- WHAT THE TASK REQUIRES
If an entry holds a picture, drop the picture but restate the entry word for word.

Component data from apps and pages:
====

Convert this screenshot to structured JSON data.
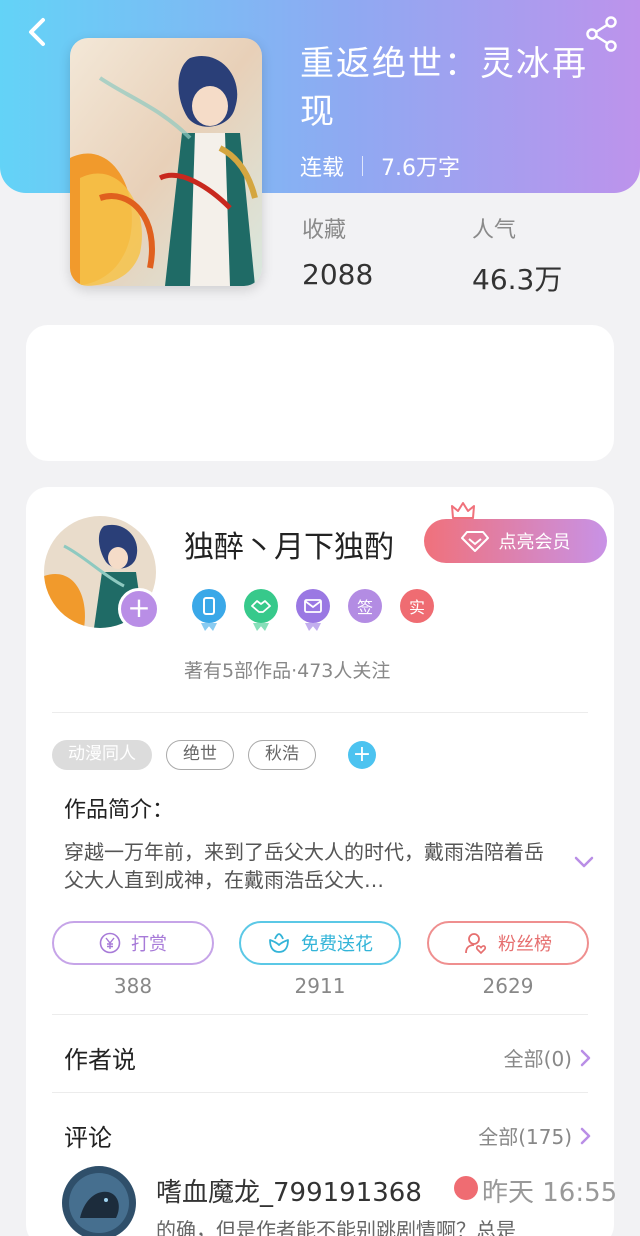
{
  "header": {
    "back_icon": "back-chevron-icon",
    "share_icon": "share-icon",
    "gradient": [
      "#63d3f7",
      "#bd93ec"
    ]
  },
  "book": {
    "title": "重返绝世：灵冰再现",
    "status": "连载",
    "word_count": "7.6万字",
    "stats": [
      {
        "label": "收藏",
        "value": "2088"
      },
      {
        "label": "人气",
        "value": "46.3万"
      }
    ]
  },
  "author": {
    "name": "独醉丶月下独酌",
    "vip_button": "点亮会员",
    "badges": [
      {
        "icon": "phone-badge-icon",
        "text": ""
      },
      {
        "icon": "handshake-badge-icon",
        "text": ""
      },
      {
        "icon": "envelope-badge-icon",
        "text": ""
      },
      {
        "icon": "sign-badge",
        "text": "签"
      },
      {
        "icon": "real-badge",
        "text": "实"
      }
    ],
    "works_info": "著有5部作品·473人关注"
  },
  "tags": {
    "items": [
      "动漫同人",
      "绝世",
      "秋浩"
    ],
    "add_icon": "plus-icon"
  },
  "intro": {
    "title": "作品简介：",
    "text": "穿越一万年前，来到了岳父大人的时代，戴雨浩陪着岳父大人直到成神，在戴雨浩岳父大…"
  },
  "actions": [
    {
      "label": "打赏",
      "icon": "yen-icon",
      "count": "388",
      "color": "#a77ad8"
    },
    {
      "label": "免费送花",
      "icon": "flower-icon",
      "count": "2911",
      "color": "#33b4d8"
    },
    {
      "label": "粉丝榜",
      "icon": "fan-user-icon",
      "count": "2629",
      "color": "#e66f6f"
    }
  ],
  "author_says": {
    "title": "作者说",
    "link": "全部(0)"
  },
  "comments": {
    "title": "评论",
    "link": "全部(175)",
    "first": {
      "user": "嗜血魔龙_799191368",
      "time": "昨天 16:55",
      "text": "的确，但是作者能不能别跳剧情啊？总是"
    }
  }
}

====

- RESPONSE
Convert this screenshot to structured JSON data.
{
  "header": {
    "back_icon": "back-chevron-icon",
    "share_icon": "share-icon",
    "gradient": [
      "#63d3f7",
      "#bd93ec"
    ]
  },
  "book": {
    "title": "重返绝世：灵冰再现",
    "status": "连载",
    "word_count": "7.6万字",
    "stats": [
      {
        "label": "收藏",
        "value": "2088"
      },
      {
        "label": "人气",
        "value": "46.3万"
      }
    ]
  },
  "author": {
    "name": "独醉丶月下独酌",
    "vip_button": "点亮会员",
    "badges": [
      {
        "icon": "phone-badge-icon",
        "text": ""
      },
      {
        "icon": "handshake-badge-icon",
        "text": ""
      },
      {
        "icon": "envelope-badge-icon",
        "text": ""
      },
      {
        "icon": "sign-badge",
        "text": "签"
      },
      {
        "icon": "real-badge",
        "text": "实"
      }
    ],
    "works_info": "著有5部作品·473人关注"
  },
  "tags": {
    "items": [
      "动漫同人",
      "绝世",
      "秋浩"
    ],
    "add_icon": "plus-icon"
  },
  "intro": {
    "title": "作品简介：",
    "text": "穿越一万年前，来到了岳父大人的时代，戴雨浩陪着岳父大人直到成神，在戴雨浩岳父大…"
  },
  "actions": [
    {
      "label": "打赏",
      "icon": "yen-icon",
      "count": "388",
      "color": "#a77ad8"
    },
    {
      "label": "免费送花",
      "icon": "flower-icon",
      "count": "2911",
      "color": "#33b4d8"
    },
    {
      "label": "粉丝榜",
      "icon": "fan-user-icon",
      "count": "2629",
      "color": "#e66f6f"
    }
  ],
  "author_says": {
    "title": "作者说",
    "link": "全部(0)"
  },
  "comments": {
    "title": "评论",
    "link": "全部(175)",
    "first": {
      "user": "嗜血魔龙_799191368",
      "time": "昨天 16:55",
      "text": "的确，但是作者能不能别跳剧情啊？总是"
    }
  }
}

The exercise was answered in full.